- All papers must be accompanied by a cover page that includes: title of paper, student name, date, course name/number, and instructor name.
- Papers are to be 5-8 pages in length, excluding the bibliography.
- All papers must be typed, double-spaced, in a 12 point standard (i.e., nothing cute or extra large) font.
- Standard 1" margins on all sides.
- Photos, transcriptions, drawings, and other additional support materials should be placed in an Appendix.
- Final papers, unless otherwise noted, will be added to the FOLK COLLECTION 8: USU in USU's Special Collections & Archives.
- All papers (collections) submitted to the Fife Folklore Archives must be places in a 3" side bound report cover.
- Release forms (for your informants and for yourself, as the collector) must accompany your paper.
- Documentary materials (taped, video, CD-ROM, etc.) must accompany your final paper.
- Transcriptions should be single spaced, both in the Appendix and final paper.
- Spelling, grammar, punctuation, etc. counts.
How to format citations for use in your paper:
Reference to titles of articles must be enclosed in quotation marks, followed by the publication date in parenthesis. Titles of articles should follow capitalization standards for titles. For example: Rosemary Levy Zumwalt notes in "The Complexity of Children's Folklore" (1995) that there are differences between what she calls the ideal little girl and the actual child saying the rhymes.
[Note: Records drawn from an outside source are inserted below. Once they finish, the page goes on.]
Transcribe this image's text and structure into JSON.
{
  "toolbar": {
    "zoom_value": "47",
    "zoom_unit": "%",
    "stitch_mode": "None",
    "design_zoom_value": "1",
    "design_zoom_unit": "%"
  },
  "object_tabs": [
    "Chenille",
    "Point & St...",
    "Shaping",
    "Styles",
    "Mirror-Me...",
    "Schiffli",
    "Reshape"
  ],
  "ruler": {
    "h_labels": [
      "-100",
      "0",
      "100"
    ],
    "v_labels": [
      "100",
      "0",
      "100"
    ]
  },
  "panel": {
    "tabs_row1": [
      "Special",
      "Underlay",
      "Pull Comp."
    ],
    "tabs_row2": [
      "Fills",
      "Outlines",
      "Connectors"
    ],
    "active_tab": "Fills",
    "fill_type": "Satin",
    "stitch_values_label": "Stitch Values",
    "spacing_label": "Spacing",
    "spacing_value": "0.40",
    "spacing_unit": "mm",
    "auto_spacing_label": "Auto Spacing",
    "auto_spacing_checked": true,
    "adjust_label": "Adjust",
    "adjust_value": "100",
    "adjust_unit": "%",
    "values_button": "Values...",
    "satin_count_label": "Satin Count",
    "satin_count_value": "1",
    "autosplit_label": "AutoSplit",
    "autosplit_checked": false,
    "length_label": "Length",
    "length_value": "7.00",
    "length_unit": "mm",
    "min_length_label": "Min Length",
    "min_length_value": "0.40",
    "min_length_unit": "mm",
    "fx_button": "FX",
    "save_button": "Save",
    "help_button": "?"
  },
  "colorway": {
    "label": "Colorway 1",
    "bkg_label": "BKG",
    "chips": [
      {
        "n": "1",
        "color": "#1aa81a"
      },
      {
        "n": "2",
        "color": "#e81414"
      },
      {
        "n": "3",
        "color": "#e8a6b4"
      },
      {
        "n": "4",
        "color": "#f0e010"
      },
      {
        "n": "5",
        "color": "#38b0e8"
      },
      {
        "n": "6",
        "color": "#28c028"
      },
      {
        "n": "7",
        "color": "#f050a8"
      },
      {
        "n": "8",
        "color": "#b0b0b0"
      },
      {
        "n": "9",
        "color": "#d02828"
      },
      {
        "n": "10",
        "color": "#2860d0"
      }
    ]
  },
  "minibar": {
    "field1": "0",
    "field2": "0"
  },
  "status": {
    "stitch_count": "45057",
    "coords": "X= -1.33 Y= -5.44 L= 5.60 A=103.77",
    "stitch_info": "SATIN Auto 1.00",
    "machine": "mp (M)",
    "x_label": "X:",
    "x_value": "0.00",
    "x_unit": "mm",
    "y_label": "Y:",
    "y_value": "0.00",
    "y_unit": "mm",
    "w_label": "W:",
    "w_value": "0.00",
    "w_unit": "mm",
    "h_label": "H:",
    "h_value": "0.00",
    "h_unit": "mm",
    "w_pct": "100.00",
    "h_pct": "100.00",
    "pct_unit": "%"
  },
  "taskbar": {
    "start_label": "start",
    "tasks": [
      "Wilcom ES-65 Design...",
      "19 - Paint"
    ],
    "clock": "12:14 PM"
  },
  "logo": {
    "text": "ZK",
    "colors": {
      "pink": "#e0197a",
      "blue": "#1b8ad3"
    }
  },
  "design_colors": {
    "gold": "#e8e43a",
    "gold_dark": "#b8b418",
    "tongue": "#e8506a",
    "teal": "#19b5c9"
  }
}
Reference to titles of books must be underlined and followed by the publication date in parenthesis. Titles of books should follow capitalization standards for titles. For example: In Greasy Grimy Gopher Guts (1995), Josepha Sherman writes that children's folklore can be considered subversive.
Direct quotes from a book or an article should include the author's name, along with the date of the publication and the page number enclosed within parenthesis. For example: Sue Samuelson writes that "children are very concerned with issues of contamination" (1980:199).
Indirect quotes, ideas, etc. from a book or an article that you use or paraphrase still need to be attributed to the author--otherwise, it's plagiarism. After you use an idea, cite the author's last name, publication date, and if necessary, the page number in parenthesis. For example: Children worry about catching disease Samuelson 1980: 199).